Problem statement: Below are some records; state how many of their lines contain the word "time", and add nothing.

[App and web page records]
· · · · · · ·

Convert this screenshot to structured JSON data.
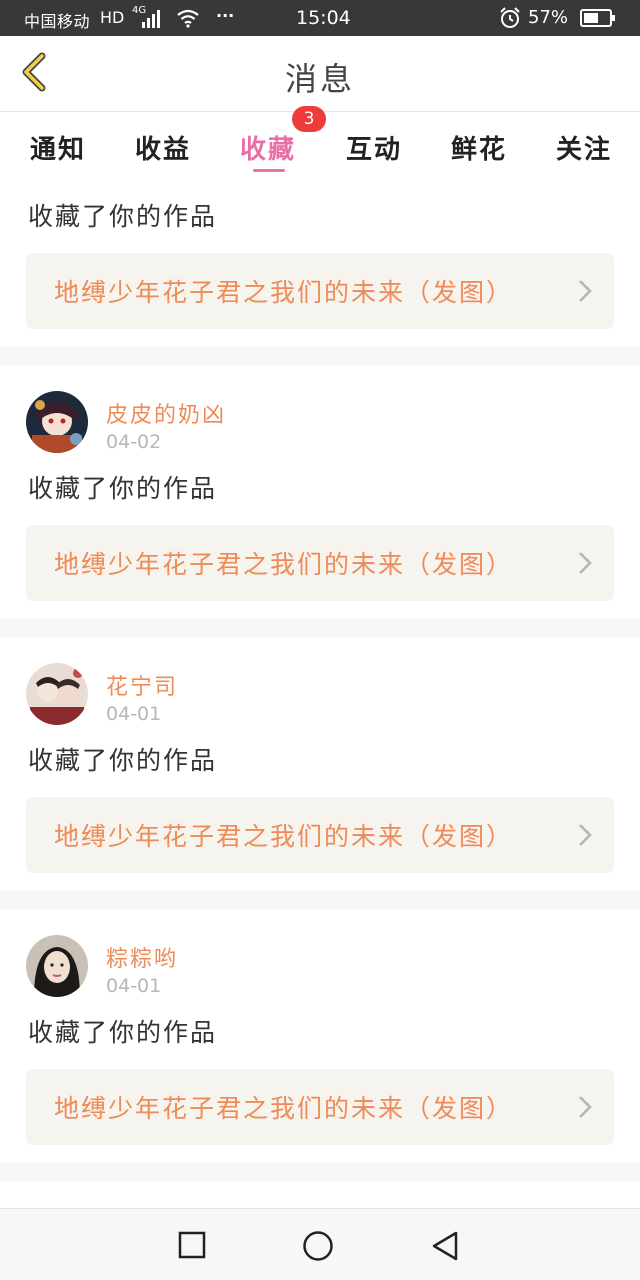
{
  "status_bar": {
    "carrier": "中国移动",
    "hd": "HD",
    "network": "4G",
    "time": "15:04",
    "battery_percent": "57%",
    "icons": [
      "signal-icon",
      "wifi-icon",
      "more-dots-icon",
      "alarm-icon",
      "battery-icon"
    ]
  },
  "header": {
    "title": "消息",
    "back_icon": "chevron-left-icon"
  },
  "tabs": {
    "items": [
      {
        "label": "通知"
      },
      {
        "label": "收益"
      },
      {
        "label": "收藏"
      },
      {
        "label": "互动"
      },
      {
        "label": "鲜花"
      },
      {
        "label": "关注"
      }
    ],
    "active_index": 2,
    "badge_count": "3"
  },
  "feed": {
    "first": {
      "action": "收藏了你的作品",
      "work_title": "地缚少年花子君之我们的未来（发图）"
    },
    "items": [
      {
        "user": "皮皮的奶凶",
        "date": "04-02",
        "action": "收藏了你的作品",
        "work_title": "地缚少年花子君之我们的未来（发图）"
      },
      {
        "user": "花宁司",
        "date": "04-01",
        "action": "收藏了你的作品",
        "work_title": "地缚少年花子君之我们的未来（发图）"
      },
      {
        "user": "粽粽哟",
        "date": "04-01",
        "action": "收藏了你的作品",
        "work_title": "地缚少年花子君之我们的未来（发图）"
      }
    ]
  },
  "nav_bar": {
    "icons": [
      "recent-apps-square-icon",
      "home-circle-icon",
      "back-triangle-icon"
    ]
  },
  "colors": {
    "accent_pink": "#e870a6",
    "orange_text": "#f08a56",
    "badge_red": "#ef3b3b",
    "link_bg": "#f5f4ef",
    "header_chevron": "#f2d04b"
  }
}
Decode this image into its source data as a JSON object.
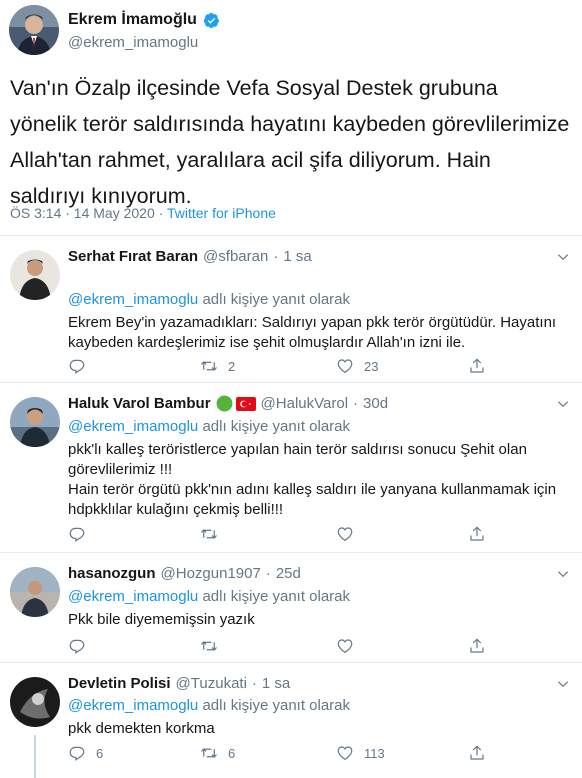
{
  "main": {
    "name": "Ekrem İmamoğlu",
    "handle": "@ekrem_imamoglu",
    "text": "Van'ın Özalp ilçesinde Vefa Sosyal Destek grubuna yönelik terör saldırısında hayatını kaybeden görevlilerimize Allah'tan rahmet, yaralılara acil şifa diliyorum. Hain saldırıyı kınıyorum.",
    "time": "ÖS 3:14 · 14 May 2020 · ",
    "client": "Twitter for iPhone"
  },
  "reply_to_suffix": " adlı kişiye yanıt olarak",
  "replies": [
    {
      "name": "Serhat Fırat Baran",
      "handle": "@sfbaran",
      "dot": "·",
      "time": "1 sa",
      "mention": "@ekrem_imamoglu",
      "text": "Ekrem Bey'in yazamadıkları: Saldırıyı yapan pkk terör örgütüdür. Hayatını kaybeden kardeşlerimiz ise şehit olmuşlardır Allah'ın izni ile.",
      "reply_count": "",
      "retweet_count": "2",
      "like_count": "23"
    },
    {
      "name": "Haluk Varol Bambur",
      "handle": "@HalukVarol",
      "dot": "·",
      "time": "30d",
      "mention": "@ekrem_imamoglu",
      "text": "pkk'lı kalleş teröristlerce yapılan hain terör saldırısı sonucu Şehit olan görevlilerimiz !!!\nHain terör örgütü  pkk'nın adını kalleş saldırı ile yanyana kullanmamak için hdpkklılar kulağını çekmiş belli!!!",
      "reply_count": "",
      "retweet_count": "",
      "like_count": ""
    },
    {
      "name": "hasanozgun",
      "handle": "@Hozgun1907",
      "dot": "·",
      "time": "25d",
      "mention": "@ekrem_imamoglu",
      "text": "Pkk bile diyememişsin yazık",
      "reply_count": "",
      "retweet_count": "",
      "like_count": ""
    },
    {
      "name": "Devletin Polisi",
      "handle": "@Tuzukati",
      "dot": "·",
      "time": "1 sa",
      "mention": "@ekrem_imamoglu",
      "text": "pkk demekten korkma",
      "reply_count": "6",
      "retweet_count": "6",
      "like_count": "113"
    }
  ],
  "icons": {
    "verified": "verified-badge-icon",
    "reply": "reply-icon",
    "retweet": "retweet-icon",
    "like": "heart-icon",
    "share": "share-icon",
    "more": "chevron-down-icon"
  },
  "colors": {
    "accent": "#1da1f2",
    "link": "#1b95e0",
    "muted": "#657786",
    "text": "#14171a",
    "divider": "#e6ecf0"
  }
}
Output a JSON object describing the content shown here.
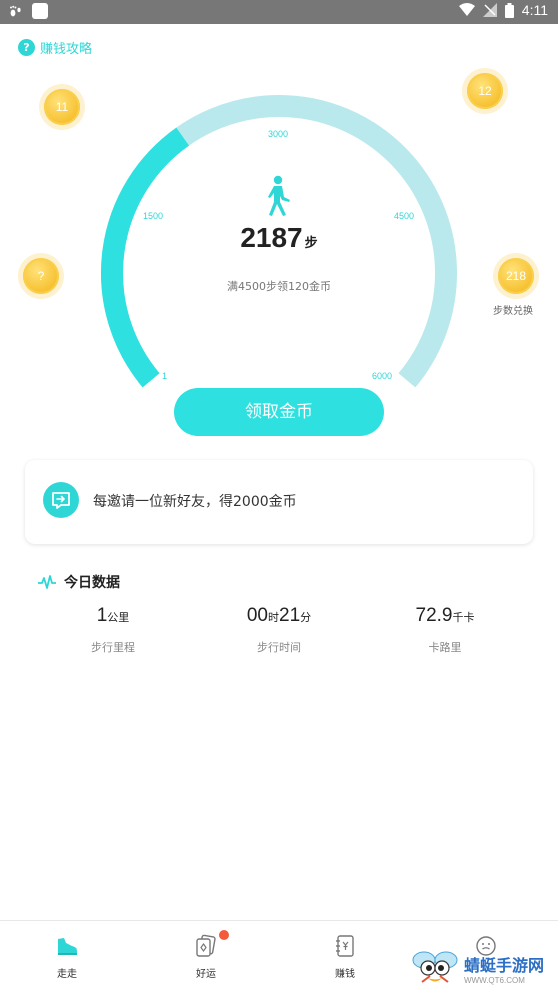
{
  "status_bar": {
    "time": "4:11"
  },
  "tips_link": {
    "label": "赚钱攻略",
    "icon": "question-icon"
  },
  "coins": [
    {
      "value": "11"
    },
    {
      "value": "12"
    },
    {
      "value": "?"
    },
    {
      "value": "218",
      "label": "步数兑换"
    }
  ],
  "gauge": {
    "ticks": [
      "1",
      "1500",
      "3000",
      "4500",
      "6000"
    ],
    "current": 2187,
    "max": 6000,
    "colors": {
      "progress": "#2fe0e0",
      "track": "#b9e9ec"
    }
  },
  "steps": {
    "value": "2187",
    "unit": "步"
  },
  "goal_text": "满4500步领120金币",
  "collect_button": {
    "label": "领取金币"
  },
  "invite": {
    "text": "每邀请一位新好友，得2000金币",
    "icon": "invite-icon"
  },
  "today": {
    "title": "今日数据",
    "stats": [
      {
        "value": "1",
        "unit": "公里",
        "label": "步行里程"
      },
      {
        "value_parts": [
          "00",
          "时",
          "21",
          "分"
        ],
        "label": "步行时间"
      },
      {
        "value": "72.9",
        "unit": "千卡",
        "label": "卡路里"
      }
    ]
  },
  "tabs": [
    {
      "label": "走走",
      "icon": "sneaker-icon",
      "active": true
    },
    {
      "label": "好运",
      "icon": "cards-icon",
      "badge": true
    },
    {
      "label": "赚钱",
      "icon": "notebook-yen-icon"
    },
    {
      "label": "",
      "icon": "face-icon"
    }
  ],
  "watermark": {
    "title": "蜻蜓手游网",
    "url": "WWW.QT6.COM"
  },
  "accent_color": "#2fd6d6"
}
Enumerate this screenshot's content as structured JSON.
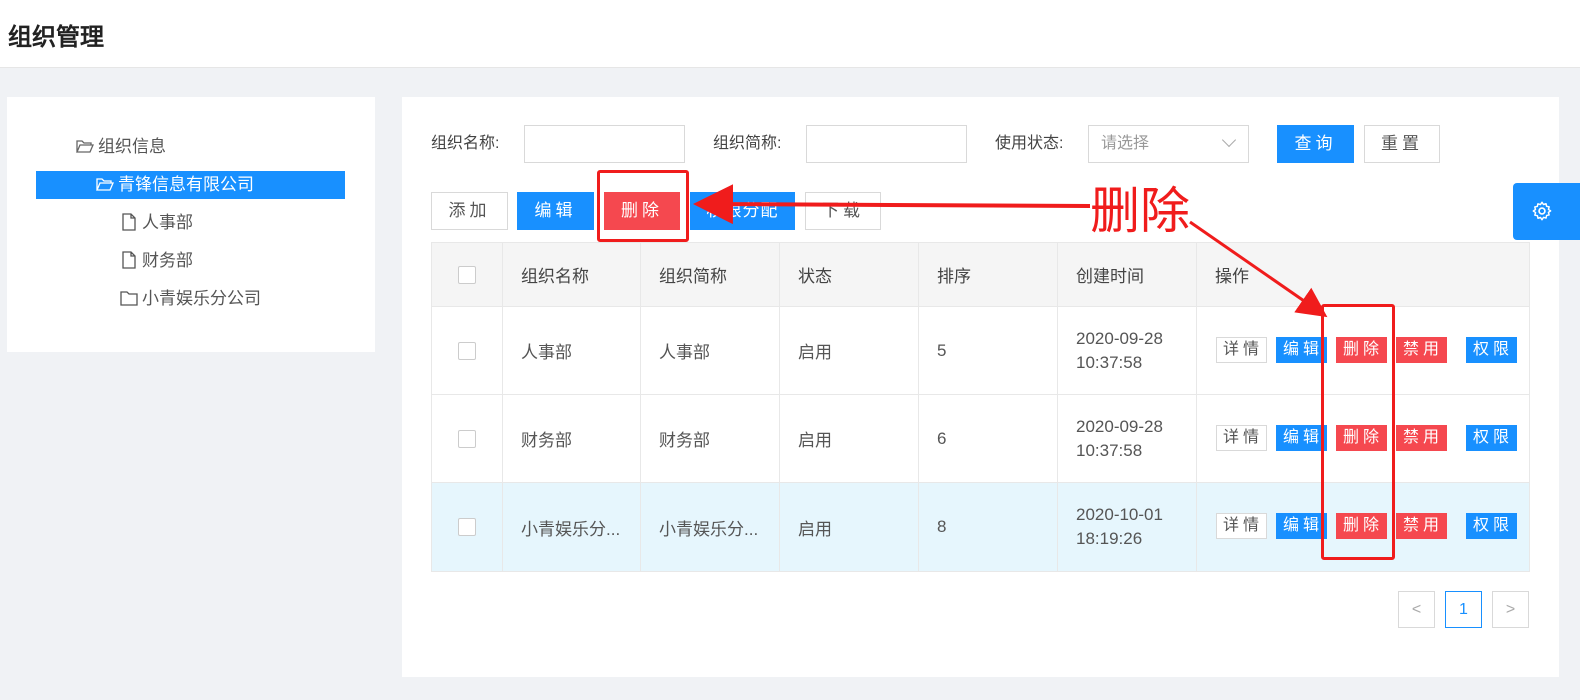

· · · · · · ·

Task response: 7